The Prussian "caldron" with Ziethen's corps deployed and Pirch's Corps aligned behind the row of trees. The troops in the upper right (north-east)  of the photo shows elements of Thielemann's corps which I did chose to represent as little was fought due to the terrain and deployments in this area of the battle 
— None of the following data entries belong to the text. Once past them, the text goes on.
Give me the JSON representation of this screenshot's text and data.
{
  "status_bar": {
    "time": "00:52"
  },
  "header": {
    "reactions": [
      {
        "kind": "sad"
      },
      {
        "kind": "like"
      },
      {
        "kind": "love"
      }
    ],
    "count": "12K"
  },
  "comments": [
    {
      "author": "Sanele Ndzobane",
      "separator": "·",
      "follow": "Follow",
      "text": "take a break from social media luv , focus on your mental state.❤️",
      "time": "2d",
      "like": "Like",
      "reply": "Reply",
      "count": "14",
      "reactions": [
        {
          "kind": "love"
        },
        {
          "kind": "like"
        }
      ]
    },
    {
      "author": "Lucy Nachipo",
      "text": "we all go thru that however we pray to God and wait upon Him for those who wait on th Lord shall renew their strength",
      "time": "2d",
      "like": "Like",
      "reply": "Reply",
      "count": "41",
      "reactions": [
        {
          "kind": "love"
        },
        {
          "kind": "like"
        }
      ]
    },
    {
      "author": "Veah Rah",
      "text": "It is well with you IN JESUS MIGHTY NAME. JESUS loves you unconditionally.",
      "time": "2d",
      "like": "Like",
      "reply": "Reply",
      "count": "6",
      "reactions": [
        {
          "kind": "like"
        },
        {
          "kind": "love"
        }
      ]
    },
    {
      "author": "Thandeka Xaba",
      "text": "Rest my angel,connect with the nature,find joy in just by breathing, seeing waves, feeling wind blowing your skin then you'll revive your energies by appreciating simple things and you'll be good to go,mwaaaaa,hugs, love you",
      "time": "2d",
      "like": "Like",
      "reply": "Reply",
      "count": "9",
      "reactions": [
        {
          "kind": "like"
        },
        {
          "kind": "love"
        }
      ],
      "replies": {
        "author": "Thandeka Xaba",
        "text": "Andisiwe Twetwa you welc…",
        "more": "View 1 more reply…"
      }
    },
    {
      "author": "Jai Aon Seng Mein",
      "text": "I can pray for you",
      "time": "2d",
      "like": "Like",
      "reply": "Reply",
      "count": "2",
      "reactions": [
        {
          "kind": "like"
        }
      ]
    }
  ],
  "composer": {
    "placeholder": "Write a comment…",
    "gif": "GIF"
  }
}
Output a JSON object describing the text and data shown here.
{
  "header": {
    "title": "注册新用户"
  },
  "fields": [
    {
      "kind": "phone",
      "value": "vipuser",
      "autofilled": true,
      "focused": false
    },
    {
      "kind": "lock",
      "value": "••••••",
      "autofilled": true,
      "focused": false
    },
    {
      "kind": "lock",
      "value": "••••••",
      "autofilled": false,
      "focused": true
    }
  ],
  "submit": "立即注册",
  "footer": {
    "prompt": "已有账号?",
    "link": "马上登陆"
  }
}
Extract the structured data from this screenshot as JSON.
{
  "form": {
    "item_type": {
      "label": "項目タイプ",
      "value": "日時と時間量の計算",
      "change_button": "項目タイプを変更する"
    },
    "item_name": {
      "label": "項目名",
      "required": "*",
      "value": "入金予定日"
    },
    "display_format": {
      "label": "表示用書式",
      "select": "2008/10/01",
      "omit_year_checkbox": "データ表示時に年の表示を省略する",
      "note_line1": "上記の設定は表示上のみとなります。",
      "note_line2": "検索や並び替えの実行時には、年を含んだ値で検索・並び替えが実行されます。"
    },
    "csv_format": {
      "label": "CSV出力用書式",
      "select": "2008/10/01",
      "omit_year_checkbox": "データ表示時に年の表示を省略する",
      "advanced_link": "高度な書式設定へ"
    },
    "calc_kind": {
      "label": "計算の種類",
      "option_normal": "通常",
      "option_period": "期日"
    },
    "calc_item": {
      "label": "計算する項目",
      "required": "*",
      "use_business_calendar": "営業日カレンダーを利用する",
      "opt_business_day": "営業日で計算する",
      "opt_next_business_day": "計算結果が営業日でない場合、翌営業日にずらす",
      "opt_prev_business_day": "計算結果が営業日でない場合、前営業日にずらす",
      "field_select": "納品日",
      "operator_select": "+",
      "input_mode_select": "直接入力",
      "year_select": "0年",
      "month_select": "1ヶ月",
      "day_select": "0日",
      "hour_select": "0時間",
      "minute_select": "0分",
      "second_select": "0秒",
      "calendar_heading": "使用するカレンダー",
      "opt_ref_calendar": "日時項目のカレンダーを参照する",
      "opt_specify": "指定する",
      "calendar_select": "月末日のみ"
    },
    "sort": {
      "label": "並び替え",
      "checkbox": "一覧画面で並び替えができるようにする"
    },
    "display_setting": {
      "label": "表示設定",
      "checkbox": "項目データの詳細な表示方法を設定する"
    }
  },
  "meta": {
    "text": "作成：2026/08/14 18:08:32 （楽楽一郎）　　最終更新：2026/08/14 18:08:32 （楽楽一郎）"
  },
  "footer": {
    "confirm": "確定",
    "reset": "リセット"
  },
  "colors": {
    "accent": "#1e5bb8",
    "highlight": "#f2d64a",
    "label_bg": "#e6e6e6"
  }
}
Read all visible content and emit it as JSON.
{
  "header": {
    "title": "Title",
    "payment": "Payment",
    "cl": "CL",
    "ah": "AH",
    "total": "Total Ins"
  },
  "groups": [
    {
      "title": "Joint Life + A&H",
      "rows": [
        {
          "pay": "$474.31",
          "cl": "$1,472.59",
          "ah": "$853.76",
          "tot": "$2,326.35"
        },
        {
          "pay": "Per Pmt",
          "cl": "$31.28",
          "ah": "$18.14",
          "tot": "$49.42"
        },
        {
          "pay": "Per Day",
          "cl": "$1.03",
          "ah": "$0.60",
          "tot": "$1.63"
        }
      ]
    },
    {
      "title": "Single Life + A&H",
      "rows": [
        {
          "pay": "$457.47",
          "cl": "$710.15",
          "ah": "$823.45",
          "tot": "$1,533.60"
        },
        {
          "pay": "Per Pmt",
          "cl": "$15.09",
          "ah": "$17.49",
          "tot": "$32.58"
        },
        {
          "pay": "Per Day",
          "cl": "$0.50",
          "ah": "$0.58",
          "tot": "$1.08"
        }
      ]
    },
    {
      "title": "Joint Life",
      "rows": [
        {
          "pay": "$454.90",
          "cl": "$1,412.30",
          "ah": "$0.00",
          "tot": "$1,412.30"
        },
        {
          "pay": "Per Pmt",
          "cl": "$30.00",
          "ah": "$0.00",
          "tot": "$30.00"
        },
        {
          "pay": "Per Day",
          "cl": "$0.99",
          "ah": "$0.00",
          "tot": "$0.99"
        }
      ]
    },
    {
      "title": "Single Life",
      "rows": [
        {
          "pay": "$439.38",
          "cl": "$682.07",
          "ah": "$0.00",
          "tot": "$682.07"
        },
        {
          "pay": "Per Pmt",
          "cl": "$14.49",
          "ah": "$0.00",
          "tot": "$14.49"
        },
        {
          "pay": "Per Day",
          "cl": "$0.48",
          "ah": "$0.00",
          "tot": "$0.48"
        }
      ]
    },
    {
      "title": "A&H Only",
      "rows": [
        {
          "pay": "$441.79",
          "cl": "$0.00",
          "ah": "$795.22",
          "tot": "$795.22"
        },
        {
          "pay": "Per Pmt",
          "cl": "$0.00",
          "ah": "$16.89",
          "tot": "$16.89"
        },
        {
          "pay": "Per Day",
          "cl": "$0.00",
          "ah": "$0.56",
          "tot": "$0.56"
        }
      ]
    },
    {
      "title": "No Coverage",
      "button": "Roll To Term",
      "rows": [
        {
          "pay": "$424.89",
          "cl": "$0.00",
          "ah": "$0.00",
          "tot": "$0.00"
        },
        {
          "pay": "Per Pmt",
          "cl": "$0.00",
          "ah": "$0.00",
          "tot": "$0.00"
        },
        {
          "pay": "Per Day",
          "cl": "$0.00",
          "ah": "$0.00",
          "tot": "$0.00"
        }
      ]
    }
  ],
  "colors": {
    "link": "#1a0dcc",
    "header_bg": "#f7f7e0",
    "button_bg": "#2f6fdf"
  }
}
 Ziethen in the fore and Pirch in reserve well behind him and Ian rolling rather poorly for his movement initiative, the French artillery started to do execution on Ziethen's corps.  Peter's slowly developing attack by Vandamme, and Morgan's assault by Gerard on the village of Ligny, whittled Ziethen down until an unfortunate '1' roll on the Corps had him break.  Luckily Blucher suddenly aroused from his slumber extorted Ziethen's men to greater dedication "No retreat, no surrender!!" and provided that commander enough morale to at least hold on.....  or in other words I stepped in as umpire I used nearby Blucher as the excuse to arbitrary give him a few more pips on the Corps Morale so to give him hold orders to continue the game!!
Ex-Berg troops still uniformed in white with officers and some of the troops in regulation Prussian uniforms.
Gerard's corps march upon Ligny

Ironically, BobS would continue on until the French now worn down from their attacks and effective counter-battery fire from both BobS and Ian's Pirch artillery which managed to more up, had them on the brink of loss. Morgan's Gerard's 4th Corps had taken Ligny but destroyed itself doing so and could not get any more infantry to open up the town for Milhaud's cuirassiers to pass.  The Young Guard took St Amand but were weakened in the effort.  Vandamme had some losses but many of remaining elements were dangerous low combat effectiveness.

 On the Prussian side, Ziethen will collapse soon (again...) and Pirch could not defend most of the towns and so allow the fresh French Imperial Guard to move at will.

Napoleon did not get his great victory as he wanted in 1815 and nor did he in this game of 2015 but the Prussians were pounded as well. Hard fought indeed.

Thanks for boys arriving and giving a good game.

Prussian artillery 'moving up' (the large wheel marker representing it's limbered state)  Nicely dramatic gun crew by Perry Miniatures.